_YOUR ASSIGNMENT_
Which lines of the data below contain "down"? Please show them all.

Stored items
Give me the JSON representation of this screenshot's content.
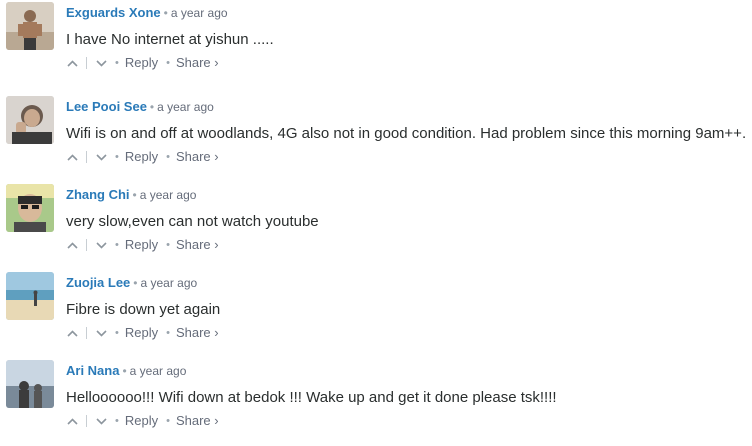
{
  "comments": [
    {
      "author": "Exguards Xone",
      "time": "a year ago",
      "text": "I have No internet at yishun .....",
      "reply_label": "Reply",
      "share_label": "Share ›"
    },
    {
      "author": "Lee Pooi See",
      "time": "a year ago",
      "text": "Wifi is on and off at woodlands, 4G also not in good condition. Had problem since this morning 9am++.",
      "reply_label": "Reply",
      "share_label": "Share ›"
    },
    {
      "author": "Zhang Chi",
      "time": "a year ago",
      "text": "very slow,even can not watch youtube",
      "reply_label": "Reply",
      "share_label": "Share ›"
    },
    {
      "author": "Zuojia Lee",
      "time": "a year ago",
      "text": "Fibre is down yet again",
      "reply_label": "Reply",
      "share_label": "Share ›"
    },
    {
      "author": "Ari Nana",
      "time": "a year ago",
      "text": "Helloooooo!!! Wifi down at bedok !!! Wake up and get it done please tsk!!!!",
      "reply_label": "Reply",
      "share_label": "Share ›"
    }
  ],
  "colors": {
    "author": "#2a7ab8",
    "meta": "#656c7a",
    "body_text": "#2a2e2e"
  },
  "icons": {
    "upvote": "chevron-up-icon",
    "downvote": "chevron-down-icon"
  }
}
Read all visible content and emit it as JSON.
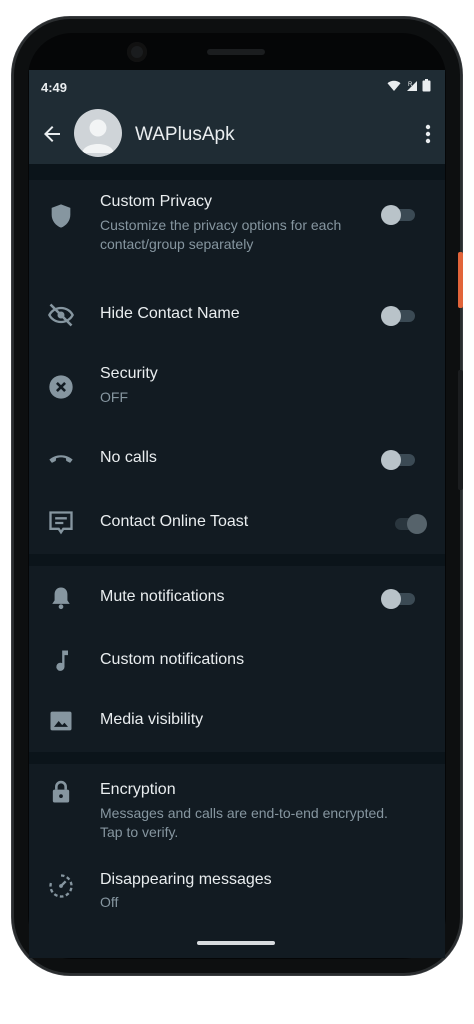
{
  "status": {
    "time": "4:49"
  },
  "header": {
    "title": "WAPlusApk"
  },
  "colors": {
    "background": "#121b22",
    "header": "#1f2c34",
    "text": "#e9edef",
    "subtext": "#8696a0"
  },
  "items": [
    {
      "title": "Custom Privacy",
      "subtitle": "Customize the privacy options for each contact/group separately",
      "icon": "shield-icon",
      "toggle": "off"
    },
    {
      "title": "Hide Contact Name",
      "icon": "eye-off-icon",
      "toggle": "off"
    },
    {
      "title": "Security",
      "subtitle": "OFF",
      "icon": "close-circle-icon"
    },
    {
      "title": "No calls",
      "icon": "phone-hangup-icon",
      "toggle": "off"
    },
    {
      "title": "Contact Online Toast",
      "icon": "message-icon",
      "toggle": "disabled"
    },
    {
      "title": "Mute notifications",
      "icon": "bell-icon",
      "toggle": "off"
    },
    {
      "title": "Custom notifications",
      "icon": "music-note-icon"
    },
    {
      "title": "Media visibility",
      "icon": "image-icon"
    },
    {
      "title": "Encryption",
      "subtitle": "Messages and calls are end-to-end encrypted. Tap to verify.",
      "icon": "lock-icon"
    },
    {
      "title": "Disappearing messages",
      "subtitle": "Off",
      "icon": "timer-icon"
    }
  ]
}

_REPLY TO THE EXERCISE_
      "text": "Fibre is down yet again",
      "text": "Helloooooo!!! Wifi down at bedok !!! Wake up and get it done please tsk!!!!",
    "downvote": "chevron-down-icon"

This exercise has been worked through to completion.